Although the Committee’s task initially focused on participation of federal agencies in the Program, the objectives specified in the Strategic Plan imply a need for participation beyond the federal government. To build a science base that integrates the natural and human components of the Earth system—which is useful for informing decisions, building a sustained assessment capacity, and broadening public understanding of global change—the Program requires integration of the perspectives of entities outside the federal government, particularly those responsible for making decisions about global change.
Global change will increase risks to society in a number of sectors—energy, agriculture, health, etc.—and efforts to respond effectively to those risks would benefit from collaboration among those who have extensive expertise in global change, those who have deep scientific expertise in the nature of the risk, and those who have “on the ground” experience developing programs to respond to risk.
It is of course the case that federal agencies participating in the USGCRP already engage with non-federal users of federally sponsored research, in some cases extensively. For example, in the National Climate Assessment (NCA) completed in 2014, non-federal partners helped shape the process from the beginning. In many other domains as well, the Program can meet its goals far better by engaging with a variety of non-federal entities, including state and local governments, international programs and foreign governments, business and community groups, professional societies, mass media entities, educational institutions, and other entities engaged in making or informing global change decisions. Although these entities will not be involved in budgetary decisions, their input needs to be included in setting program priorities. The sustained assessment process provides a particularly important venue for such partnership because a major goal of the assessment process is to inform non-federal decision makers.
Specific recommendations on which partners are most appropriate in which contexts and on how best to engage them with the Program are beyond the scope of this report.

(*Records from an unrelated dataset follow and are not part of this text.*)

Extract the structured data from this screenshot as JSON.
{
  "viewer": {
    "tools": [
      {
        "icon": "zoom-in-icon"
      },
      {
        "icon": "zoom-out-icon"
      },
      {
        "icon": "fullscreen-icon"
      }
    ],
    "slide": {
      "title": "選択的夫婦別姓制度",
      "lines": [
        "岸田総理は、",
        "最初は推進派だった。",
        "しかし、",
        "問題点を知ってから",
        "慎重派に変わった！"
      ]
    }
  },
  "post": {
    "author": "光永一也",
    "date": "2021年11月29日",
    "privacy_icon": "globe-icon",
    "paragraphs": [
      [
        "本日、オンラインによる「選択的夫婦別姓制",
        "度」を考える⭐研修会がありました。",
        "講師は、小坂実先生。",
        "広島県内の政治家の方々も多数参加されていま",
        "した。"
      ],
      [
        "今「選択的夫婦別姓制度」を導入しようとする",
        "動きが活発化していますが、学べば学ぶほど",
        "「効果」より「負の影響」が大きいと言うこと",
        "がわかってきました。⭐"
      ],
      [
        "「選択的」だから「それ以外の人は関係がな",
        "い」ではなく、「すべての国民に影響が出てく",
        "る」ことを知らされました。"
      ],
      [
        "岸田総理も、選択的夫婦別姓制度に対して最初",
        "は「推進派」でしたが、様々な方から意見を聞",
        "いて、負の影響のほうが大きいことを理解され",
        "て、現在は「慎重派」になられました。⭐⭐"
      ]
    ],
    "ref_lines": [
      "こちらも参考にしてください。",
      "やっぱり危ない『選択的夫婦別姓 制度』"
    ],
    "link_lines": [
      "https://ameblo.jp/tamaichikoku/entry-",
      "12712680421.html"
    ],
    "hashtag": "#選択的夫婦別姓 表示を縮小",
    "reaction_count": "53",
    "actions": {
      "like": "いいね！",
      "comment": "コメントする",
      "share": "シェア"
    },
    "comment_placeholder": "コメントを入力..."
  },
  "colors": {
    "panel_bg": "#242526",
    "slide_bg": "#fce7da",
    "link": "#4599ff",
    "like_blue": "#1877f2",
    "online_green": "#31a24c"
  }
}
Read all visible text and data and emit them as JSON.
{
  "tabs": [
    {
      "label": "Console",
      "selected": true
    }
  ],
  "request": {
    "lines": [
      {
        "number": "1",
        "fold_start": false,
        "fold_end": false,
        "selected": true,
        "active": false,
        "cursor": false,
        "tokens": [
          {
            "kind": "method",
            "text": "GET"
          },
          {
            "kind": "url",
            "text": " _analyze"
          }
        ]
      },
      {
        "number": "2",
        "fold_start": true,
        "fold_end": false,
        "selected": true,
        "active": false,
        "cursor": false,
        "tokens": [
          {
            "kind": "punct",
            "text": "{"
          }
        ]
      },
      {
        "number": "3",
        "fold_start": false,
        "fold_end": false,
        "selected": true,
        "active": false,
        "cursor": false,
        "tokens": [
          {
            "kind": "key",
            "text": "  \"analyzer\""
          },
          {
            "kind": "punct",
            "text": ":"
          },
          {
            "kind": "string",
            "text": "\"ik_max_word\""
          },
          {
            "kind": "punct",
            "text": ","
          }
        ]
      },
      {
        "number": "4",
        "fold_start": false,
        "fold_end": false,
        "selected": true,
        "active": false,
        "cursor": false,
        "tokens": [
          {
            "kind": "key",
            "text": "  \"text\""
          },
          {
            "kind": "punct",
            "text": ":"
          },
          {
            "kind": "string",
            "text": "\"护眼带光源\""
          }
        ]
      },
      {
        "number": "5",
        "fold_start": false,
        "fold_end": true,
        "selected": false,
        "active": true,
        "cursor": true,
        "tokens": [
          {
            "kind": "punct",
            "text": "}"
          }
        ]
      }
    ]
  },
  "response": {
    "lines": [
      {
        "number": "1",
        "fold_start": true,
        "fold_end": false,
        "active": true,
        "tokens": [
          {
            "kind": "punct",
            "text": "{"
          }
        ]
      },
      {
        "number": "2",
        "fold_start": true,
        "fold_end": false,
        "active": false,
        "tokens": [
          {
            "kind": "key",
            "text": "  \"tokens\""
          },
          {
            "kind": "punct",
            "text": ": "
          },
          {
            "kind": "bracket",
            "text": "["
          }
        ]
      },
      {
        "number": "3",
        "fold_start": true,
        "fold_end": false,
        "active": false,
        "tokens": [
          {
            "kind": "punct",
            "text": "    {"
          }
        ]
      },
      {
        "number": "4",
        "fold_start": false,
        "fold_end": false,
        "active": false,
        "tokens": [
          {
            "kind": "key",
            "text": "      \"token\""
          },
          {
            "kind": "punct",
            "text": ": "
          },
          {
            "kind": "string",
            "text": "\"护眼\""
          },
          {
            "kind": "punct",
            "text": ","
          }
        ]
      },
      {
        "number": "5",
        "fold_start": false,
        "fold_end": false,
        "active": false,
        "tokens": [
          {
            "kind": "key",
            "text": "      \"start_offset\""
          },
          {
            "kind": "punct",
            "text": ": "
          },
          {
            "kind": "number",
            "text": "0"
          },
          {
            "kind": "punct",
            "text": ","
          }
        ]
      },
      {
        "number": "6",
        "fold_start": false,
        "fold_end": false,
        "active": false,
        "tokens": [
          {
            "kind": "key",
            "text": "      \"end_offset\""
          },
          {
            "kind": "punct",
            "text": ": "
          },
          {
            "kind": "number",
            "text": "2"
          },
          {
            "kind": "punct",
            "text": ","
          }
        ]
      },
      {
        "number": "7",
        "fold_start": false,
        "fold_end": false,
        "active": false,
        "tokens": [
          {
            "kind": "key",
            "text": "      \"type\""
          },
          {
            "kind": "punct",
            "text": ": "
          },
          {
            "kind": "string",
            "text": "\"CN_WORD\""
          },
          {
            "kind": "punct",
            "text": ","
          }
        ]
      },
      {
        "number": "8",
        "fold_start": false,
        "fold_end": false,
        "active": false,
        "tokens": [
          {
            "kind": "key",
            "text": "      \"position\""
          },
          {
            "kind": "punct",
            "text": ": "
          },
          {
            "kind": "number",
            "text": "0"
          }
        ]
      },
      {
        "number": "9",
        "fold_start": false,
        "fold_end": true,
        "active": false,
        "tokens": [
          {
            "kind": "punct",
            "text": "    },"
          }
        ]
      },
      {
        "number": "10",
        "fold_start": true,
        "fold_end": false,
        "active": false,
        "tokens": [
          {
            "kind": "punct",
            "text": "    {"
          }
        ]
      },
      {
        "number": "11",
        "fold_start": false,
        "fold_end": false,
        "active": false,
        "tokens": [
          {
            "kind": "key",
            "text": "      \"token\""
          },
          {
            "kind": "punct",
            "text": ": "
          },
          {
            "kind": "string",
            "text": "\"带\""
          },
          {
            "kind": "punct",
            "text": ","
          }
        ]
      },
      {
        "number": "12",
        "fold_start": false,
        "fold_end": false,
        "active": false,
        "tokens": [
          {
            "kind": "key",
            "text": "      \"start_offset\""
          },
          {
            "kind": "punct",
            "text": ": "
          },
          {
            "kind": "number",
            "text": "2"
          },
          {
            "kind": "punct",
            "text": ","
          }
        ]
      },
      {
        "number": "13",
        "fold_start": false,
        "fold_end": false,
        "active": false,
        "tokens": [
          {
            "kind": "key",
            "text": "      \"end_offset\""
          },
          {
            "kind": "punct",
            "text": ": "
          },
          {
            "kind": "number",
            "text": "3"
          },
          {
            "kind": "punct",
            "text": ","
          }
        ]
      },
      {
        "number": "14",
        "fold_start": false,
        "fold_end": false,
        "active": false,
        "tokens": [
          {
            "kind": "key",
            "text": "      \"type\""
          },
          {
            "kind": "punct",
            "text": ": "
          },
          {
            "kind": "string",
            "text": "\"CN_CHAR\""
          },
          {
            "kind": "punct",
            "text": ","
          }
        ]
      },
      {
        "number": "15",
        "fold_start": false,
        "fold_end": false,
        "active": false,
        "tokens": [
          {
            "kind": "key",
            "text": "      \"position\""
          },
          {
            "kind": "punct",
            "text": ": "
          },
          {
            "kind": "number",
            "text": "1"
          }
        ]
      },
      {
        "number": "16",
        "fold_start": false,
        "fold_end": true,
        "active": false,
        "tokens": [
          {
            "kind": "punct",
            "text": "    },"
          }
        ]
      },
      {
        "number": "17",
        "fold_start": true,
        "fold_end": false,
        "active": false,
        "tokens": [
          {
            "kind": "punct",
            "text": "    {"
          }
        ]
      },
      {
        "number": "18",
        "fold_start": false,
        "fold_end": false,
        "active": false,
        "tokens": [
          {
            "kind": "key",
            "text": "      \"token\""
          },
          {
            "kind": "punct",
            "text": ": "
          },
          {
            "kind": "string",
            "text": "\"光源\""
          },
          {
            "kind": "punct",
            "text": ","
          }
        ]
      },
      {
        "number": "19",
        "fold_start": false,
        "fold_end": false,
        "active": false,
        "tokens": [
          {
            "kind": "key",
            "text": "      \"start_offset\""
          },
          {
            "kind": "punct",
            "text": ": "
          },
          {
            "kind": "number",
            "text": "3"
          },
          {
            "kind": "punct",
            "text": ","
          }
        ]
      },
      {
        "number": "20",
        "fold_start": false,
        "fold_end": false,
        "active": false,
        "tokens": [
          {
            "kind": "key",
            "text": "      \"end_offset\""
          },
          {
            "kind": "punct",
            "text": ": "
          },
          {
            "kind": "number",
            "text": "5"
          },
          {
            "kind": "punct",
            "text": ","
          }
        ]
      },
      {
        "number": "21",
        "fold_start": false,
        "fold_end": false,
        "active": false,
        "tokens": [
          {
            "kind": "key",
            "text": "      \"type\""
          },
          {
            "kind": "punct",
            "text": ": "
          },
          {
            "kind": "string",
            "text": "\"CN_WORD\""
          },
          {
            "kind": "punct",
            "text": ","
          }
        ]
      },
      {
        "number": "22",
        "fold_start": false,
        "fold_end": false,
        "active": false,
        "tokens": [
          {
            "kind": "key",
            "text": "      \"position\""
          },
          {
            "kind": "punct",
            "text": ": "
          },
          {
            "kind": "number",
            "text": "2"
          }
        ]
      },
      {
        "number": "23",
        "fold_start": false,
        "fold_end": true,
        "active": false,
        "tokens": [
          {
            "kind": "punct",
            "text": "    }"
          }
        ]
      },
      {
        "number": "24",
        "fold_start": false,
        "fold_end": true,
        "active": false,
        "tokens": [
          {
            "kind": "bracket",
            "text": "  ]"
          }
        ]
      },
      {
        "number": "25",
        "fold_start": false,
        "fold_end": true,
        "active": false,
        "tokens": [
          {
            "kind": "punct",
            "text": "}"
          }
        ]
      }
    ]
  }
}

However, the issue has been addressed in part in previous reports from the National Academies of Sciences, Engineering, and Medicine (e.g., NRC, 2008, 2009a). As recommended in those previous reports, the appropriate non-federal partners to be approached depend on the task or activity and should therefore be chosen to suit the activity. The Committee emphasizes that one of the tasks of Program leadership and of the various Program elements, as a broadened Program scope is being defined and implemented, will be to identify and engage the appropriate non-federal partners suited for each specific activity.